- As the parcel sinks, it will adiabatically compress and warm
- Adiabatic - a process where the parcel temperature changes due to an expansion or compression, no heat is added or taken away from the parcel

- The parcel compresses since it is moving into a region of higher pressure
- Due to the parcel compression, the air molecules gain internal energy.
- Hence, the mean temperature of the parcel increases.

- As a parcel of air rises, it cools, but at what rate???
- Rate of temperature change with height is called the lapse rate.
- Units of lapse rate are °C km-1.
- Let's first consider an unsaturatedparcel of air
- Unsaturated parcels cool at a rate of 10°C km-1 - this is called the dry-adiabatic lapse rate.

- What will be the parcel's temperature be at 1 km?
- What will be the parcel's temperature be at 2 km?

20 0 C

30 0 C

- Suppose the air pressure outside a conventional jet airliner flying at an altitude of 10 km is 250 mb.
- Further, suppose the air inside the aircraft is pressurized to 1000mb.
- If the outside air temperature is -50 ºC, what would be the temperature of this air if brought inside the aircraft and compressed at the dry adiabatic rate to a pressure of 1000mb?
- Assume that a pressure of 1000mb is equivalent to an altitude of 0 m.
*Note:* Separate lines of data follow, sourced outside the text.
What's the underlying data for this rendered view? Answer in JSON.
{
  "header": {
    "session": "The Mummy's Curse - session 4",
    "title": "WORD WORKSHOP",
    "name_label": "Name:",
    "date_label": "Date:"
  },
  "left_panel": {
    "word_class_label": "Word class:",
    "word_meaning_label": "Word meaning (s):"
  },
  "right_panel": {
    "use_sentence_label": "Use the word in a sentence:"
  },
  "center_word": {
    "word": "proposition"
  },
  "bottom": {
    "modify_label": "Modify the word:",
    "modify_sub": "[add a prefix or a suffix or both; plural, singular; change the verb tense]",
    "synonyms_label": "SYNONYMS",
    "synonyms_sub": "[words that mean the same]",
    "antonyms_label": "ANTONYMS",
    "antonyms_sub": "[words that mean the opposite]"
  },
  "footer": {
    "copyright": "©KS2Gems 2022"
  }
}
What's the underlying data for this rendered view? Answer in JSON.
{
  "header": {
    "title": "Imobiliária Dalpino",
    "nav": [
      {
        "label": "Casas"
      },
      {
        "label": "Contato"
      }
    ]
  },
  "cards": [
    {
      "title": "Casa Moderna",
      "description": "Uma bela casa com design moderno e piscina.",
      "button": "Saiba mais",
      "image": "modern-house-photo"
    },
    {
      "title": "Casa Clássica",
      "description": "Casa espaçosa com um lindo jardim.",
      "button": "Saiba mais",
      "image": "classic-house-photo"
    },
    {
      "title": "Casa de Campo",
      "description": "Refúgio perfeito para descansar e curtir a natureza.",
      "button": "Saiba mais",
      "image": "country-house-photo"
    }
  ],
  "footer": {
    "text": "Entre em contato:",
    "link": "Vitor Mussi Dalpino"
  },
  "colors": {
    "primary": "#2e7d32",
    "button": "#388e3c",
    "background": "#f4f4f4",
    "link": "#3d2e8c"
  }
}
- For a saturated parcel of air, that is when it's T=Td, then it cools at the moist adiabatic lapse rate = 6°C km-1
- What will be the parcel's temperature be at 3 km?
- What will be the parcel's temperature be at 4 km?

14 0 C

8 0 C

QUESTION

Why does the parcel cool

at a slower rate,

6 °C km-1

when it is saturated than

at10°C km-1

when it is unsaturated?

- The moist adiabatic lapse rate is less than the dry adiabatic lapse rate because as vapor condenses into water (or water freezes into ice) for a saturated parcel, latent heat is released into the parcel, counteracting the adiabatic cooling.

Unequal heating of surfaces causes parcels to rise.

Cloud Development – Orographic Lifting

Windward side

Leeward side

LCL – lifting condensation level

Rain Shadow

Air is forced to rise over mountains.

Whenever air flows together, lifting results

Warmer, less dense air, is forced over cooler, denser air.